◆ **PROBLEM TO SOLVE**:
All lines of the entries with "text" in them must be listed.

◆ **DATA PROVIDED**:
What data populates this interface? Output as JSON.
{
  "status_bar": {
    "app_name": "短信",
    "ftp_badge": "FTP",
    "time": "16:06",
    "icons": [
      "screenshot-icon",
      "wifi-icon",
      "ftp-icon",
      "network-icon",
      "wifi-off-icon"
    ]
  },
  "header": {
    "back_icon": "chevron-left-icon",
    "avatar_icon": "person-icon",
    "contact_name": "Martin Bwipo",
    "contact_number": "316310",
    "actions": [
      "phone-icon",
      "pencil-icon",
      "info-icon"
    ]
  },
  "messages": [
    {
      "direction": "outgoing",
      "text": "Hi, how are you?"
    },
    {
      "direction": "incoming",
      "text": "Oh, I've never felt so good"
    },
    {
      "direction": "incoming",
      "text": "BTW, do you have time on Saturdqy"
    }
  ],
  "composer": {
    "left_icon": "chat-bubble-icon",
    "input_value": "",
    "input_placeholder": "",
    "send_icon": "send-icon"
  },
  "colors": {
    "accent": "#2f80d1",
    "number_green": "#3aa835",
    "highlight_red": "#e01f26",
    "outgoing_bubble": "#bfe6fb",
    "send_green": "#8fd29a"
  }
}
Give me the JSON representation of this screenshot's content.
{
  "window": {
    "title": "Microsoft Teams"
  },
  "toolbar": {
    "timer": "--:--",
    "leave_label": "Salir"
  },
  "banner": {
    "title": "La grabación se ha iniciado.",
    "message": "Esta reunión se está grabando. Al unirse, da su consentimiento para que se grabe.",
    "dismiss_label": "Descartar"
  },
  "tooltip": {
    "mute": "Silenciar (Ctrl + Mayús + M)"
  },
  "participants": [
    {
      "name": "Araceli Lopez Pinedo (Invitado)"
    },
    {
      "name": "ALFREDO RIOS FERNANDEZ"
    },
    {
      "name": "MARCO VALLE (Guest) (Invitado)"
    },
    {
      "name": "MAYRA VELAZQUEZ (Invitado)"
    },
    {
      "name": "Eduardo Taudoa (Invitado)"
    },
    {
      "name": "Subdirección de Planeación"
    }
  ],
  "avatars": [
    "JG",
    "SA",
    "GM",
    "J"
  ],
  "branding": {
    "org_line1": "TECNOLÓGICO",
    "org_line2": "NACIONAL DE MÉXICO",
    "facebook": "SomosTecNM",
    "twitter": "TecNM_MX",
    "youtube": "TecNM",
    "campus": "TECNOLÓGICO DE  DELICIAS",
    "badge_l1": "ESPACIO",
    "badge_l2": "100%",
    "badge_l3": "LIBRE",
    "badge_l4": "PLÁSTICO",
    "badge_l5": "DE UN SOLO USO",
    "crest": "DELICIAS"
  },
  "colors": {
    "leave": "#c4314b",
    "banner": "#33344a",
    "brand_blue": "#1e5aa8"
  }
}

◆ **ANSWER SPACE**:
      "text": "Hi, how are you?"
      "text": "Oh, I've never felt so good"
      "text": "BTW, do you have time on Saturdqy"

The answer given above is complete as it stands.